▶ AIM OF THE EXERCISE:
Go through the entries below and pick out every line with "icon".
···
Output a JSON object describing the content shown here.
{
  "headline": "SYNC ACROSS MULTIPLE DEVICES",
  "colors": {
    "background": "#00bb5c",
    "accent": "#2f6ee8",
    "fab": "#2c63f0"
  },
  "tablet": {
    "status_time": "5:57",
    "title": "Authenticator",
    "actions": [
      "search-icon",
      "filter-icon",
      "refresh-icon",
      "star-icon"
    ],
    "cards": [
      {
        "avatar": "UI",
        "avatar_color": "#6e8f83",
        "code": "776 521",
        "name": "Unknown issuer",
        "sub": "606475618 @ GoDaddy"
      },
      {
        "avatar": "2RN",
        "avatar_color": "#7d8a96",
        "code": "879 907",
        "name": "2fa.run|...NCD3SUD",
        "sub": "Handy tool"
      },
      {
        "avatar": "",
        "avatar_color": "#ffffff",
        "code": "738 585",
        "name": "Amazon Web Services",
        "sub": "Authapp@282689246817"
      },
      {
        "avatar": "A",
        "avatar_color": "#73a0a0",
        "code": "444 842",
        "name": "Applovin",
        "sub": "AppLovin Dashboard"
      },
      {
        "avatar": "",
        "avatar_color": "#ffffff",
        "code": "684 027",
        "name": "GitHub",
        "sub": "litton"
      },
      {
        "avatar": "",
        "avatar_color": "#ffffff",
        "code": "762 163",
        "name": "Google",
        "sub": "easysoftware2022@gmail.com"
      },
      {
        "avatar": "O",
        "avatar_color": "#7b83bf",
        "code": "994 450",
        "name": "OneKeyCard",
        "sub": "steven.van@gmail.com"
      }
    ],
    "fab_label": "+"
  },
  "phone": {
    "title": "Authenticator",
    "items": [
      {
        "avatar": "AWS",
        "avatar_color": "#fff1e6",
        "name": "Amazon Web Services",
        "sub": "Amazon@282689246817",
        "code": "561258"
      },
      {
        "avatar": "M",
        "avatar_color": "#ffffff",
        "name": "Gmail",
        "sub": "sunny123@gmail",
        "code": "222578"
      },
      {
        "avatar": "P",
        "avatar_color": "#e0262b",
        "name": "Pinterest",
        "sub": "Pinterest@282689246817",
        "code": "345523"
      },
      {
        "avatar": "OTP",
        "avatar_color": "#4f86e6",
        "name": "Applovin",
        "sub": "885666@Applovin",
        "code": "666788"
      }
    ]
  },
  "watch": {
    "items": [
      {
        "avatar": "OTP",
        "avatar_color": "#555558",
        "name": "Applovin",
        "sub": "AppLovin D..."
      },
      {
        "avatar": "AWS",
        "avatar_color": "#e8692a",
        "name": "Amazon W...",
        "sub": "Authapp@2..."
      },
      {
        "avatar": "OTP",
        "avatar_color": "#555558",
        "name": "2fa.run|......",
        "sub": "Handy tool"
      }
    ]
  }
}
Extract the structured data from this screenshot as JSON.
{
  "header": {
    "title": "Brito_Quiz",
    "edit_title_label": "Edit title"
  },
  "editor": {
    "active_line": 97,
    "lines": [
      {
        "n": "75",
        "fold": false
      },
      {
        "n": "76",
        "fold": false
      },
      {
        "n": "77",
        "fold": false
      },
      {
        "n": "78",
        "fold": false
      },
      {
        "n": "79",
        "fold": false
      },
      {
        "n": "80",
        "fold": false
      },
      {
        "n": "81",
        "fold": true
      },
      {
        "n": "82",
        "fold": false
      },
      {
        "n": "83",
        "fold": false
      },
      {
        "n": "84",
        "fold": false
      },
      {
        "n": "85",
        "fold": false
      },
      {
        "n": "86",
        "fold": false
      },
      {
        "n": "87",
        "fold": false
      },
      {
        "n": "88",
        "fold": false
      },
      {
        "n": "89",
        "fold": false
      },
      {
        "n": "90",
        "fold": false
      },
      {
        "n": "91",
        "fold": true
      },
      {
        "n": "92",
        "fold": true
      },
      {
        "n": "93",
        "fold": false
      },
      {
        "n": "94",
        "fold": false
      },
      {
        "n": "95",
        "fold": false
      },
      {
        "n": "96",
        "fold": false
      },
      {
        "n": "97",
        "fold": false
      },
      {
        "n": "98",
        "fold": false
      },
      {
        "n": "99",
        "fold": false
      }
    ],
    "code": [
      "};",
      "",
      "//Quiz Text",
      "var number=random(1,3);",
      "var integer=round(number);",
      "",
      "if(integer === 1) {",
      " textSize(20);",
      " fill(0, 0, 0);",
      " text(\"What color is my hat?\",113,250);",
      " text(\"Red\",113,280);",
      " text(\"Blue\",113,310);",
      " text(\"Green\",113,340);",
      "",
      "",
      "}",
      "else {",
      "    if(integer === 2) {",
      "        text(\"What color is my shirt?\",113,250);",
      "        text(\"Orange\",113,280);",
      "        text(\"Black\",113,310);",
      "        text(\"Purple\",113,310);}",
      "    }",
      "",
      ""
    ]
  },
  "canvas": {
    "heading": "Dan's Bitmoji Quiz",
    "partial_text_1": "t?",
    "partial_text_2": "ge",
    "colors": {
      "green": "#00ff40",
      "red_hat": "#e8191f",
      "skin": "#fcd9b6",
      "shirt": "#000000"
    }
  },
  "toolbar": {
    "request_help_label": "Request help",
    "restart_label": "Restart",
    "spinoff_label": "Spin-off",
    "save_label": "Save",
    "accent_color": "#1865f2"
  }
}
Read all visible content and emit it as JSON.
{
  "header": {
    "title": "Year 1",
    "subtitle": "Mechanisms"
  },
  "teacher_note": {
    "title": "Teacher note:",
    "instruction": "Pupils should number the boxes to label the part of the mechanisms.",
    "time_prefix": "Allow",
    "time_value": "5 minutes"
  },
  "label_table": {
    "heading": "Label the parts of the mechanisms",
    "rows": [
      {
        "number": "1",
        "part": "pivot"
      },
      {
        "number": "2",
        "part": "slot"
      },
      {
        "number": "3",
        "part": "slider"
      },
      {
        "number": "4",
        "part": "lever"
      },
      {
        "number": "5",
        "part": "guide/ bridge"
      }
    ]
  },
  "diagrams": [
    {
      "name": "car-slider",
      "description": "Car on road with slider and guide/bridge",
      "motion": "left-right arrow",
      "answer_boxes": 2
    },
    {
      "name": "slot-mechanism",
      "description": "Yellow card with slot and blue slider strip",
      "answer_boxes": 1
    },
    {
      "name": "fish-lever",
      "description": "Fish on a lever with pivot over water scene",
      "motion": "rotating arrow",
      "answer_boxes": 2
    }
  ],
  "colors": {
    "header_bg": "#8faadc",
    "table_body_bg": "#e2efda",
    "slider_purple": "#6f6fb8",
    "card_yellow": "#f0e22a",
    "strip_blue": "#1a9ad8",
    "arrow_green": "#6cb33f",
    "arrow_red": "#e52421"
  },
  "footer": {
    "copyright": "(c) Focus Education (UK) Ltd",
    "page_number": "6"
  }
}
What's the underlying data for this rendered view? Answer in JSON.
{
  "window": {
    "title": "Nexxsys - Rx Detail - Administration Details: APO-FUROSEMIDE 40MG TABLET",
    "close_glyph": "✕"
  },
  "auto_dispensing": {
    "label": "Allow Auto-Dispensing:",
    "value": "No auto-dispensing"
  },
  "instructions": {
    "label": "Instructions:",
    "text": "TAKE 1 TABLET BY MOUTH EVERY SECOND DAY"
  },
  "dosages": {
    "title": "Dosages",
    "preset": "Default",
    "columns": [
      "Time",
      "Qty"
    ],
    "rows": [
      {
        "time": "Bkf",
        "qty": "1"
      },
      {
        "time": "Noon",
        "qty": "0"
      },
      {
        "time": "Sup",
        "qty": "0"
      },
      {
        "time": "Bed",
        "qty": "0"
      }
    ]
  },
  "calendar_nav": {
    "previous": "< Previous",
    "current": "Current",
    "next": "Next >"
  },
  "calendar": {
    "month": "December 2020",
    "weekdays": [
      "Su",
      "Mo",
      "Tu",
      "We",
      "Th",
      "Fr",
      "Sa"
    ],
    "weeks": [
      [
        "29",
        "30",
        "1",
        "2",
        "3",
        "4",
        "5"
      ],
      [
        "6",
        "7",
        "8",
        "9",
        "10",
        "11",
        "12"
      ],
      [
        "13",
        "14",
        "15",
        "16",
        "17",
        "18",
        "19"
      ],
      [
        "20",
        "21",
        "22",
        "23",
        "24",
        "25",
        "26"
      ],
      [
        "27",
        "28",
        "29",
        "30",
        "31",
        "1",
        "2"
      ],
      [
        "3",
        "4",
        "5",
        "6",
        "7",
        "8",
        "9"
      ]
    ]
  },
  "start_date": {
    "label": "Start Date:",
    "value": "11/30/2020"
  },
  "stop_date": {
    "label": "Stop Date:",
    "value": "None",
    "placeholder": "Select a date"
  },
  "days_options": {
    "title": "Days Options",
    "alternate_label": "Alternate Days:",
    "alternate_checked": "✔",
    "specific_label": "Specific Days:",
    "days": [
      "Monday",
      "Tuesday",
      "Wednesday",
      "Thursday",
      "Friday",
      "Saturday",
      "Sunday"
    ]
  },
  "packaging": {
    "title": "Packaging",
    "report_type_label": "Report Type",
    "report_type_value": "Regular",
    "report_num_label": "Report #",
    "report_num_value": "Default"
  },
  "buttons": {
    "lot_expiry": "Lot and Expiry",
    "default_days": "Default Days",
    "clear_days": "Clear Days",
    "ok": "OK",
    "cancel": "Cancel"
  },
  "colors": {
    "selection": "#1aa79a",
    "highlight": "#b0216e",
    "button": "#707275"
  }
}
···
▶ WRITTEN ANSWER:
      "search-icon",
      "filter-icon",
      "refresh-icon",
      "star-icon"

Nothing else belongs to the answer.